## Required work
When copying the records below, keep every word as it is and drop the images.

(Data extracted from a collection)
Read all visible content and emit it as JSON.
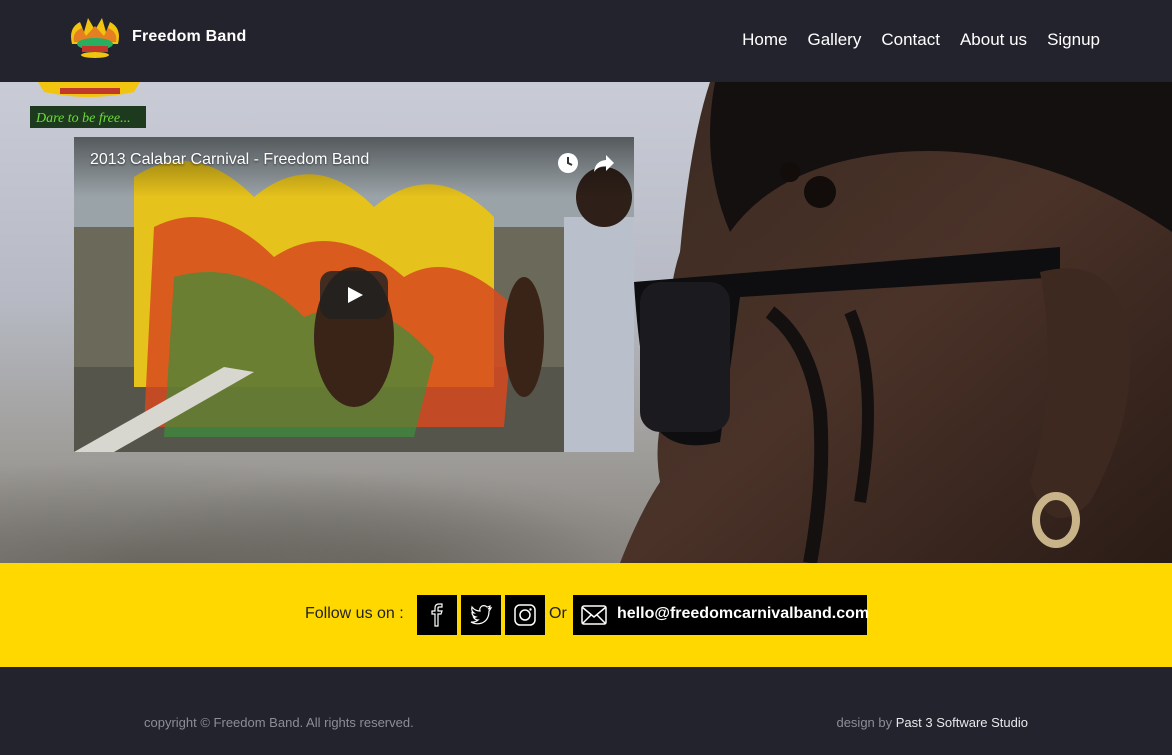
{
  "header": {
    "brand": "Freedom Band",
    "nav": [
      "Home",
      "Gallery",
      "Contact",
      "About us",
      "Signup"
    ]
  },
  "hero": {
    "badge_text": "Dare to be free...",
    "video_title": "2013 Calabar Carnival - Freedom Band"
  },
  "social": {
    "follow_label": "Follow us on :",
    "or_label": "Or",
    "email": "hello@freedomcarnivalband.com",
    "icons": [
      "facebook-icon",
      "twitter-icon",
      "instagram-icon",
      "mail-icon"
    ]
  },
  "footer": {
    "copyright": "copyright © Freedom Band. All rights reserved.",
    "design_prefix": "design by",
    "designer": "Past 3 Software Studio"
  },
  "colors": {
    "header_bg": "#23232e",
    "accent_yellow": "#ffd800",
    "icon_bg": "#000000"
  }
}
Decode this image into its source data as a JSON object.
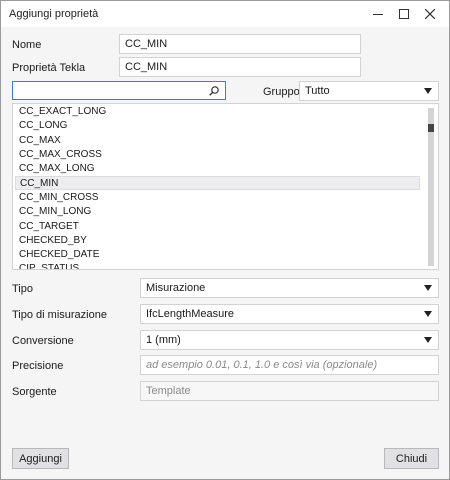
{
  "window": {
    "title": "Aggiungi proprietà"
  },
  "form": {
    "nome_label": "Nome",
    "nome_value": "CC_MIN",
    "tekla_label": "Proprietà Tekla",
    "tekla_value": "CC_MIN",
    "gruppo_label": "Gruppo",
    "gruppo_value": "Tutto",
    "search_value": ""
  },
  "property_list": {
    "items": [
      "CC_EXACT_LONG",
      "CC_LONG",
      "CC_MAX",
      "CC_MAX_CROSS",
      "CC_MAX_LONG",
      "CC_MIN",
      "CC_MIN_CROSS",
      "CC_MIN_LONG",
      "CC_TARGET",
      "CHECKED_BY",
      "CHECKED_DATE",
      "CIP_STATUS"
    ],
    "selected": "CC_MIN"
  },
  "details": {
    "tipo_label": "Tipo",
    "tipo_value": "Misurazione",
    "tipo_misurazione_label": "Tipo di misurazione",
    "tipo_misurazione_value": "IfcLengthMeasure",
    "conversione_label": "Conversione",
    "conversione_value": "1 (mm)",
    "precisione_label": "Precisione",
    "precisione_placeholder": "ad esempio 0.01, 0.1, 1.0 e così via (opzionale)",
    "sorgente_label": "Sorgente",
    "sorgente_value": "Template"
  },
  "buttons": {
    "add_label": "Aggiungi",
    "close_label": "Chiudi"
  },
  "icons": {
    "search": "search-icon",
    "minimize": "minimize-icon",
    "maximize": "maximize-icon",
    "close": "close-icon",
    "dropdown": "chevron-down-icon"
  }
}
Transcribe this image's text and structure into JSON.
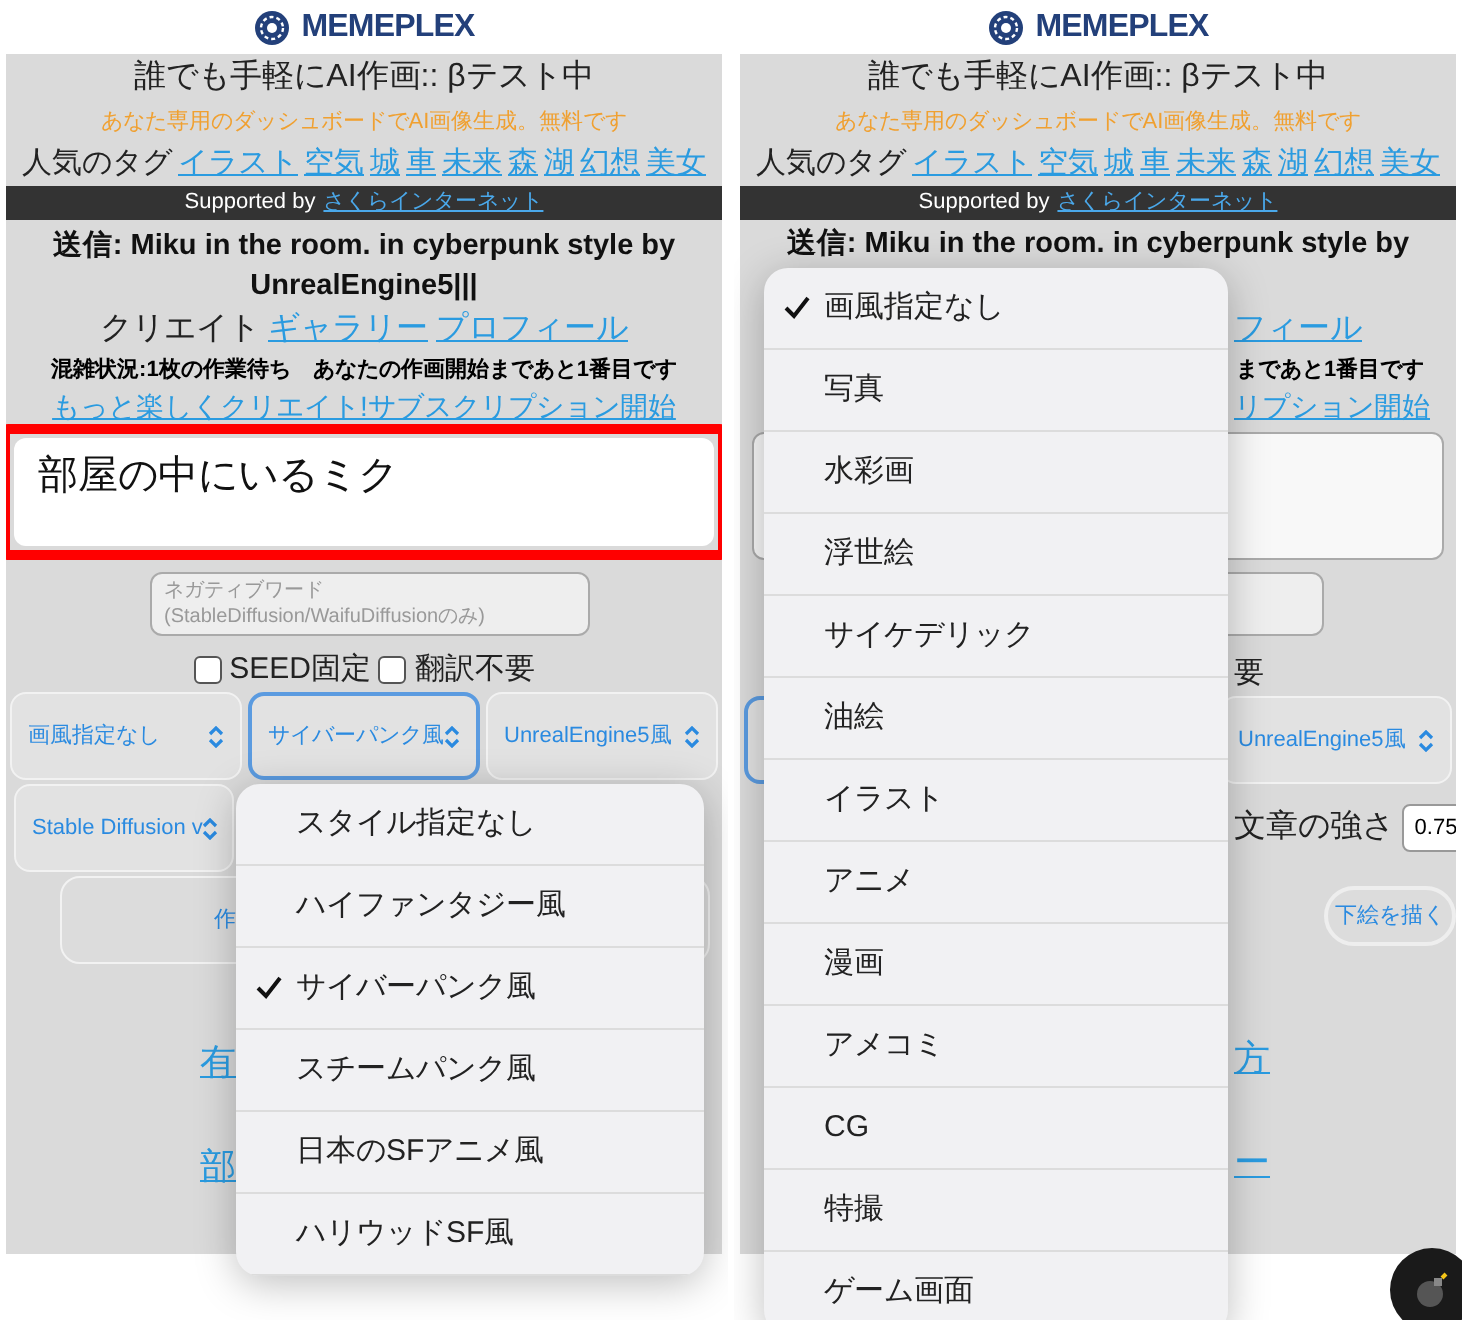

## Task solution
Read all visible content and emit it as JSON.
{
  "header": {
    "brand": "Freedom Band",
    "nav": [
      "Home",
      "Gallery",
      "Contact",
      "About us",
      "Signup"
    ]
  },
  "hero": {
    "badge_text": "Dare to be free...",
    "video_title": "2013 Calabar Carnival - Freedom Band"
  },
  "social": {
    "follow_label": "Follow us on :",
    "or_label": "Or",
    "email": "hello@freedomcarnivalband.com",
    "icons": [
      "facebook-icon",
      "twitter-icon",
      "instagram-icon",
      "mail-icon"
    ]
  },
  "footer": {
    "copyright": "copyright © Freedom Band. All rights reserved.",
    "design_prefix": "design by",
    "designer": "Past 3 Software Studio"
  },
  "colors": {
    "header_bg": "#23232e",
    "accent_yellow": "#ffd800",
    "icon_bg": "#000000"
  }
}
Decode this image into its source data as a JSON object.
{
  "window": {
    "title": "Aggiungi proprietà"
  },
  "form": {
    "nome_label": "Nome",
    "nome_value": "CC_MIN",
    "tekla_label": "Proprietà Tekla",
    "tekla_value": "CC_MIN",
    "gruppo_label": "Gruppo",
    "gruppo_value": "Tutto",
    "search_value": ""
  },
  "property_list": {
    "items": [
      "CC_EXACT_LONG",
      "CC_LONG",
      "CC_MAX",
      "CC_MAX_CROSS",
      "CC_MAX_LONG",
      "CC_MIN",
      "CC_MIN_CROSS",
      "CC_MIN_LONG",
      "CC_TARGET",
      "CHECKED_BY",
      "CHECKED_DATE",
      "CIP_STATUS"
    ],
    "selected": "CC_MIN"
  },
  "details": {
    "tipo_label": "Tipo",
    "tipo_value": "Misurazione",
    "tipo_misurazione_label": "Tipo di misurazione",
    "tipo_misurazione_value": "IfcLengthMeasure",
    "conversione_label": "Conversione",
    "conversione_value": "1 (mm)",
    "precisione_label": "Precisione",
    "precisione_placeholder": "ad esempio 0.01, 0.1, 1.0 e così via (opzionale)",
    "sorgente_label": "Sorgente",
    "sorgente_value": "Template"
  },
  "buttons": {
    "add_label": "Aggiungi",
    "close_label": "Chiudi"
  },
  "icons": {
    "search": "search-icon",
    "minimize": "minimize-icon",
    "maximize": "maximize-icon",
    "close": "close-icon",
    "dropdown": "chevron-down-icon"
  }
}
Transcribe this image's text and structure into JSON.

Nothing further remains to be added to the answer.